share|improve this question
    
When you start killing homotopy groups you may need to attach infinitely-many new cell in each step, even if $G$ is finitely presented. As a consequence of this, you may not be able to embed the resulting CW-complex in an euclidean space of any dimension. –  Fernando Muro Oct 12 '12 at 22:10
1  
@Fernando: This is nota problem, you deform this complex to a locally finite one (proven by Whitehead in 1947), which then admits a proper embedding in Euclidean space. –  Misha Oct 13 '12 at 3:22
    
@Misha, interesting, what paper of Whitehead is that? thanks! –  Fernando Muro Oct 13 '12 at 15:36
    
Doesn't $G$ need to be finitely presented? –  John Klein Oct 14 '12 at 2:13
1  
Sorry, despite my efforts to make sure I wrote "finitely presented" I ended up writing finitely generated. I'll edit the question. –  Mark Bell Oct 14 '12 at 10:45
show 1 more comment

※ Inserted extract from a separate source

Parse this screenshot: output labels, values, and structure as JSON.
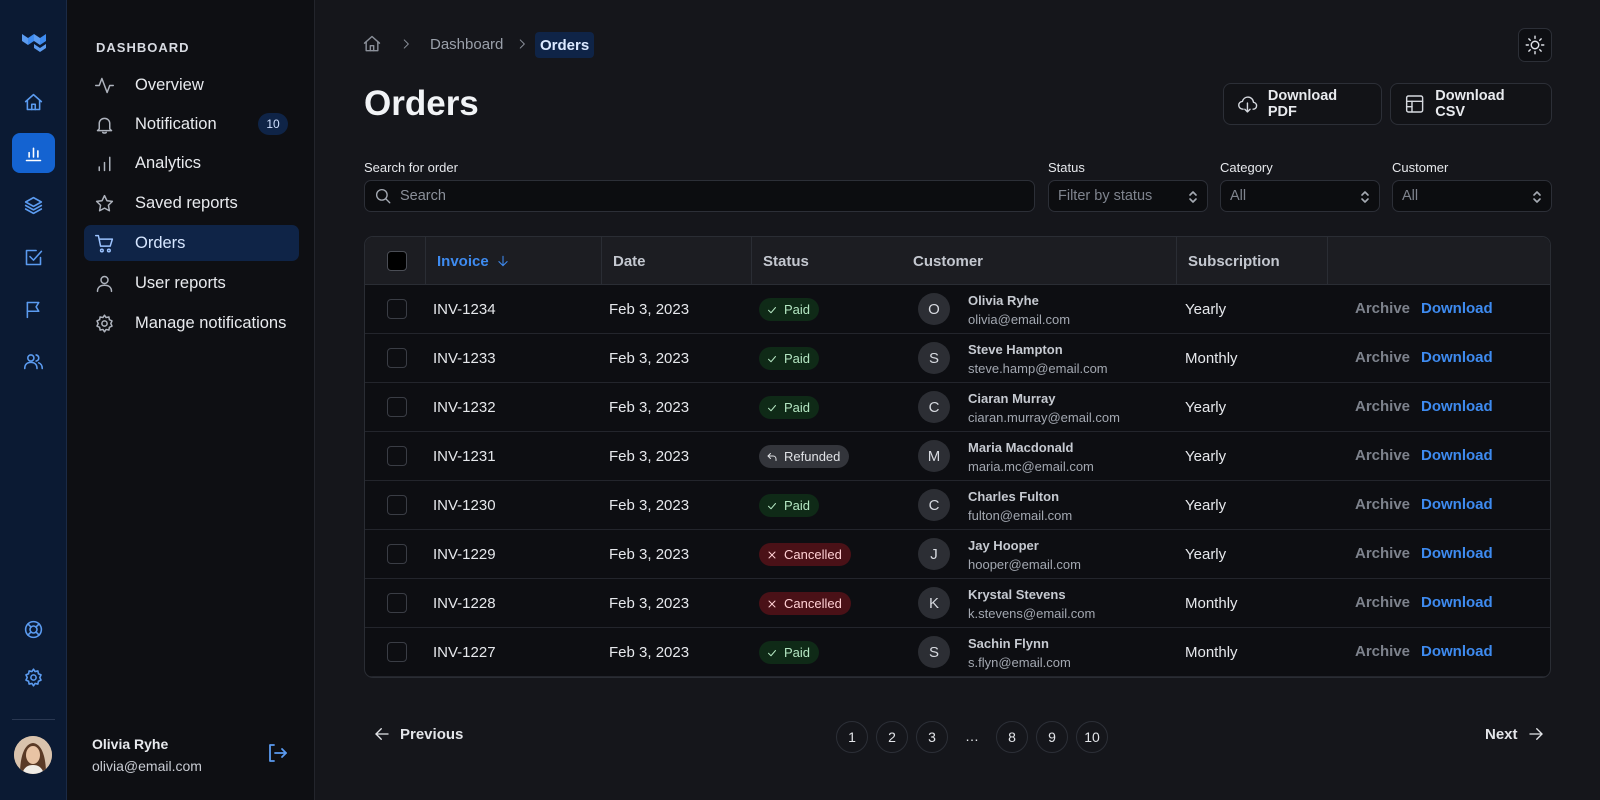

1 Answer

up vote 16 down vote accepted

No, the answer is negative in general (if you require $M$ to be compact). $M$ comes with a map $M \to BG$ that is, by definition, $n+1$-connected (iso on $\pi_i$ for $i=0,...,n$, epi on $\pi_{n+1}$). You can turn it into a weak equivalence by attaching cells of dimension $\geq n+1$. From that you see, that there is a model for $BG$ having finite $n$-skeleton. This is a special property of a group that is called $F_n$ (for more information, see http://berstein.wordpress.com/2011/03/16/morse-theory-finiteness-properties-and-bieri-stallings-groups/). Finitely presented groups are $F_2$ and you find that a necessary condition on your $G$ is that it is of type $F_n$. The are concrete examples of groups that are $F_i$ but not $F_{i+1}$ for each $i$, which are discussed in same blog post (on page 423 in Hatcher's AT, you find the same examples in a slightly different context).

On the other hand, let $G$ be $F_n$ and let $K$ be the $n$-skeleton of $BG$; a finite complex. Then I claim there is a closed manifold $M$ with the desired properties. $M$ can be chosen of arbitrary dimension $d \geq 4,2n+1$ and to be stably parallelizable. Start with a sphere $S^d \to K$ and do surgery on $S^d$ to get rid of the homotopy groups in low dimensions. The precise formulation is for example Proposition 4 in Kreck's paper "Surgery and duality".

So we can say that a necessary and sufficient condition is that $G$ is of type $F_n$. Caveat: I might have confused $n$ and $n+1$ at various places.

If you want to have $dim M \leq 2n$, you meet a new obstruction enforced by Poincare duality and things become really difficult.

share|improve this answer
3  
It's always awkward when answers reach different conclusions, but I am convinced by this. I guess one could (almost) rephrase the first part by saying that if the group has infinitely generated homology in some degree $< n$, then no such compact manifold can exist. –  Donu Arapura Oct 13 '12 at 13:32
    
The (now deleted) answer answered a different question, namely if one could have a noncompact manifold without boundary. That is certainly true and not so difficult: if $G$ is countable, then the standard $BG$ has countable skeleta that can be deformed and embedded into some $R^k$ as in Mishas comment. Take an open neighborhood. –  Johannes Ebert Oct 13 '12 at 17:45
1  
No way if $BG$ has infinite cohomological dimension. –  Fernando Muro Oct 13 '12 at 22:38
    
@Fernando: I meant that I could embed a skeleton of $BG$, not all of it. –  Johannes Ebert Oct 13 '12 at 23:31
    
Ah, I see, ok, ok. –  Fernando Muro Oct 13 '12 at 23:33
add comment

Your Answer

 
discard

By posting your answer, you agree to the privacy policy and terms of service.

Not the answer you're looking for? Browse other questions tagged or ask your own question.